American Airlines has further slashed international capacity following increased US travel restrictions for foreign nationals, as the US government attempts to slow the spread of the coronavirus within the country.
The Fort-Worth-based airline says on 12 March that it will reduce international capacity by 34% during the peak summer travel season, including a 50% reduction in transatlantic capacity for the month of April.
The move comes just a day after US president Donald Trump announced a blanket travel ban for non-US citizens and non-permanent residents coming from Europe, which will go into effect on 13 March. The airline cites a sharp decline in demand for all of these flights.
American says it will continue to operate regular service for the next seven days between its hubs Dallas/Fort Worth International airport, New York’s John F Kennedy International airport and Miami International airport to Barcelona, Paris and Madrid in order to enable travelers and employees to return home.
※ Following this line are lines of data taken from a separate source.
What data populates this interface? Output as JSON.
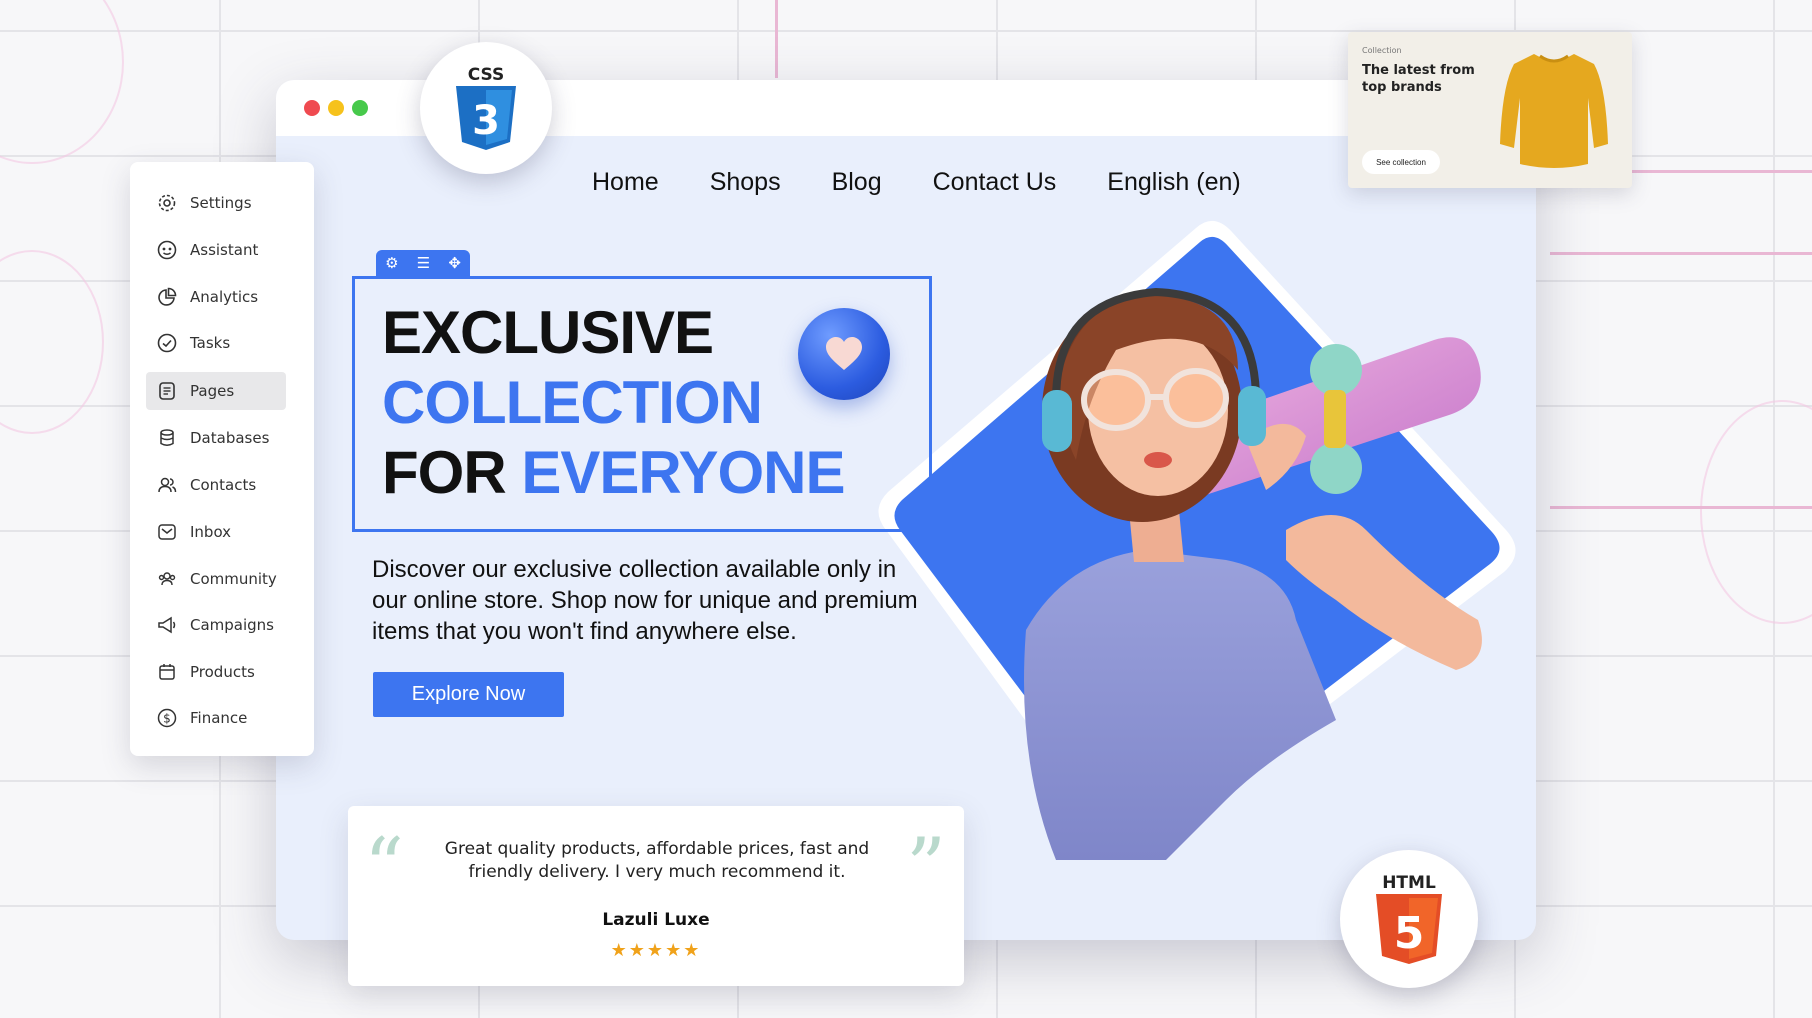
{
  "navigation": {
    "items": [
      "Home",
      "Shops",
      "Blog",
      "Contact Us",
      "English (en)"
    ]
  },
  "hero": {
    "headline_line1": "EXCLUSIVE",
    "headline_line2": "COLLECTION",
    "headline_line3_black": "FOR",
    "headline_line3_blue": "EVERYONE",
    "description": "Discover our exclusive collection available only in our online store. Shop now for unique and premium items that you won't find anywhere else.",
    "cta_label": "Explore Now"
  },
  "sidebar": {
    "items": [
      {
        "label": "Settings",
        "icon": "gear-icon"
      },
      {
        "label": "Assistant",
        "icon": "assistant-icon"
      },
      {
        "label": "Analytics",
        "icon": "pie-chart-icon"
      },
      {
        "label": "Tasks",
        "icon": "check-circle-icon"
      },
      {
        "label": "Pages",
        "icon": "page-icon",
        "active": true
      },
      {
        "label": "Databases",
        "icon": "database-icon"
      },
      {
        "label": "Contacts",
        "icon": "contacts-icon"
      },
      {
        "label": "Inbox",
        "icon": "inbox-icon"
      },
      {
        "label": "Community",
        "icon": "community-icon"
      },
      {
        "label": "Campaigns",
        "icon": "megaphone-icon"
      },
      {
        "label": "Products",
        "icon": "calendar-icon"
      },
      {
        "label": "Finance",
        "icon": "dollar-icon"
      }
    ]
  },
  "badges": {
    "css": "CSS",
    "css_number": "3",
    "html": "HTML",
    "html_number": "5"
  },
  "collection_card": {
    "kicker": "Collection",
    "title": "The latest from top brands",
    "button": "See collection"
  },
  "testimonial": {
    "text": "Great quality products, affordable prices, fast and friendly delivery. I very much recommend it.",
    "author": "Lazuli Luxe",
    "rating": 5,
    "stars": "★★★★★",
    "open_quote": "“",
    "close_quote": "”"
  },
  "colors": {
    "accent": "#3d75f0",
    "page_bg": "#e9effc",
    "star": "#f0a21a",
    "css_shield": "#1c6fc4",
    "html_shield": "#e44d26"
  }
}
All flights from Charlotte and Philadelphia to European destinations will be suspended since those two US cities are not on the list of government-approved gateways into the US. Service to London Heathrow will also be reduced or completely suspended, and the start of seasonal service to several destinations will be delayed until May, the airline says.
The airline will also stop flying to numerous destinations in South America, traditionally its strongest region. Flights to Buenos Aires and Cordoba, Argentina as well as to Sao Paolo and Santiago will be suspended.
On a bright note, the airline says that the suspended flights could resume as early as 7 May.
The travel ban, announced by Trump in a speech from the Oval Office, surprised and angered European leaders, who had received no prior warning. Airlines are now scrambling to assist passengers in changing travel plans at short notice, with call centers and online portals overwhelmed by the demand for customer sevice. Many carriers have waived change fees and are offering flexible rebooking policies.
Earlier in the day the three major US airlines, American, United and Delta, said they would be capping airfares for travelers from Europe who are looking to return quickly to the US ahead of the introduction of the restrictions. Passengers looking for westbound tickets reported massively inflated prices early on Thursday as demand for seats spiked overnight.
These three carriers alone operate more than 200 daily flights between the USA and mainland Europe.